Explore more Japanese recipes and ideas at Sous Chef


What ingredients are always stocked in your pantry?

We always have extra virgin olive oil, though it never technically makes it to the pantry — we are always using it so it sits right on the kitchen counter next to the sea salt.

I do keep a lot of Japanese condiments stocked though as they are hard to come by where I live and so I need to order them specially. I have several different types of soy sauce, sesame oil, sake, mirin, katsuobushi and dried kombu, plus a few different kinds of furikake flavours and lots of dried noodles.


What ingredients have you recently discovered that you are excited about?

Natto (Japanese fermented soy beans)! It is one of those things that is either loved or hated, even in Japan. But it is incredibly good for you, and I have to say I have fallen in love with its flavour, which is something I’d describe as reminiscent of Vegemite.

I have grown up with natto in the house, my mother and sister love them, but I realised I had never really revisited trying them after a failed attempt as a child (this is why things need to always be tried again and again!). So last year I finally tried natto again.

I had interviewed all my family members who love it, seeking their favourite ways to eat it so I could try them.
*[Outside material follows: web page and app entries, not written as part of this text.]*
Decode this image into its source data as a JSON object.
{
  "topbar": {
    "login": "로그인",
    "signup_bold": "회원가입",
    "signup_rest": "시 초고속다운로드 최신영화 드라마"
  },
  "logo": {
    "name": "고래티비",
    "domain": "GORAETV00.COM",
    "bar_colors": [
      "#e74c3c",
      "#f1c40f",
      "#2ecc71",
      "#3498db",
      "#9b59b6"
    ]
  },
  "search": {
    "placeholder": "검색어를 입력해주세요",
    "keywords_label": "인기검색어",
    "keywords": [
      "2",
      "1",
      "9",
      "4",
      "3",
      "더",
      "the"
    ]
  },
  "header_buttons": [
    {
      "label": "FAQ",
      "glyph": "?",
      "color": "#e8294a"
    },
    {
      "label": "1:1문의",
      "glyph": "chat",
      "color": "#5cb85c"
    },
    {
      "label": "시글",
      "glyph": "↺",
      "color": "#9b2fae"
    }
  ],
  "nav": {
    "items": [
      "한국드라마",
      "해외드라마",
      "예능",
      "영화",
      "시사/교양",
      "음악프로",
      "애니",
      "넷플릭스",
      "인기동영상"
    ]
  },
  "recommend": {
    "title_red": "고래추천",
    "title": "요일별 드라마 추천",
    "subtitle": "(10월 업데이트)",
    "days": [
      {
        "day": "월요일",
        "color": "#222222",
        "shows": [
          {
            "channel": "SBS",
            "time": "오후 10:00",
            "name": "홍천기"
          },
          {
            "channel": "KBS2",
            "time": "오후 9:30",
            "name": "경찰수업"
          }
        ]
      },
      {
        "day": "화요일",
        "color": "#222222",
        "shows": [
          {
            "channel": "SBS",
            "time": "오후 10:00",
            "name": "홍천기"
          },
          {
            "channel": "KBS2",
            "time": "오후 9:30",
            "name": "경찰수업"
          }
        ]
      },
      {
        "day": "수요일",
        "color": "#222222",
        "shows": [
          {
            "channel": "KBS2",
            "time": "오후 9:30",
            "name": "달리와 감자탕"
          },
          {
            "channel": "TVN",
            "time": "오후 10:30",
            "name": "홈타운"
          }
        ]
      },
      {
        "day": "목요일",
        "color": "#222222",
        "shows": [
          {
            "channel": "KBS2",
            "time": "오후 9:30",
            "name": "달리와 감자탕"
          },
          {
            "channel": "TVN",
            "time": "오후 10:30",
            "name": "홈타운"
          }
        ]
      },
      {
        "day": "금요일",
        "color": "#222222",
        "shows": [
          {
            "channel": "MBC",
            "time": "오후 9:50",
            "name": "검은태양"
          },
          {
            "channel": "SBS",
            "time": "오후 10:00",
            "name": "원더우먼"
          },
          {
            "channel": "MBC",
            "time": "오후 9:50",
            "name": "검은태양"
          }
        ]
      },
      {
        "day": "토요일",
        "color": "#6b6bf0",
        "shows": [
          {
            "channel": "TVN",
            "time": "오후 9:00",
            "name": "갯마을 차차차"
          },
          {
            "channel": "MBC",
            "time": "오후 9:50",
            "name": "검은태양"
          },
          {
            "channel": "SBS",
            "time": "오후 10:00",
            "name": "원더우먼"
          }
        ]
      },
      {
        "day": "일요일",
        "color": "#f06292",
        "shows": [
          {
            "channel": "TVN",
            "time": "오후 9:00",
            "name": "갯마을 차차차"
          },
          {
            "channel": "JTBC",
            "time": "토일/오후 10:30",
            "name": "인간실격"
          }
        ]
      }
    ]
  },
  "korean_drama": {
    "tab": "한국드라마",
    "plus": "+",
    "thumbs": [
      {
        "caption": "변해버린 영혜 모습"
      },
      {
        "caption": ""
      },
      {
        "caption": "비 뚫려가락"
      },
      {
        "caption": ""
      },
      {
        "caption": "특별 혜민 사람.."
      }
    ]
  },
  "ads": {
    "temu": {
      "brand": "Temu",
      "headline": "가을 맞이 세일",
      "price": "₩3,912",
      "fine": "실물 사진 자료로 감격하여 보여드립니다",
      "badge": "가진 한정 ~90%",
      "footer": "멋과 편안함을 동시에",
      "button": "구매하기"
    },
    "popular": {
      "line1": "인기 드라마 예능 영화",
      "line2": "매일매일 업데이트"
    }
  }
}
The thing I love about it (other than how I think of my family as I eat it) is that it can be eaten so many different ways — you should flavour it with hot mustard and soy sauce, and mix it really well until it is quite fluffy (a bit like whipping egg whites) and then you can just eat it on top of rice, or mix in other favourite ingredients, you can stir it into miso soup (it loses some of its stickiness that way) or top it with a fried egg! I have a cousin who cooks it with minced pork and garlic chives — delicious.


RECIPE: Quick Hojicha Ice Cream


Shop all the products that are linked above:

Light Soy Sauce

Kikkoman Toasted Sesame Oil, 125ml

Hinode Ryorishu Cooking Sake, 500ml

Japanese Mirin, 400ml

Katsuobushi Dried Bonito - Thick Sliced, 100g


Leave a comment

Please note, comments must be approved before they are published

Latest Articles & Recipes

  • Bulgar Wheat & Vermicelli Noodles (Pourgouri) Recipes

    Bulgar Wheat & Vermicelli Noodles (Pourgouri) Recipes

  • Cypriot Lamb Shanks in Sticky Sauce (Arnisio Kotsi Me Saltsa) Recipe

    Cypriot Lamb Shanks in Sticky Sauce (Arnisio Kotsi Me Saltsa) Recipe

  • Giant Baked Beans In Tomato Sauce (Gigantes Plaki) Recipe

    Giant Baked Beans In Tomato Sauce (Gigantes Plaki) Recipe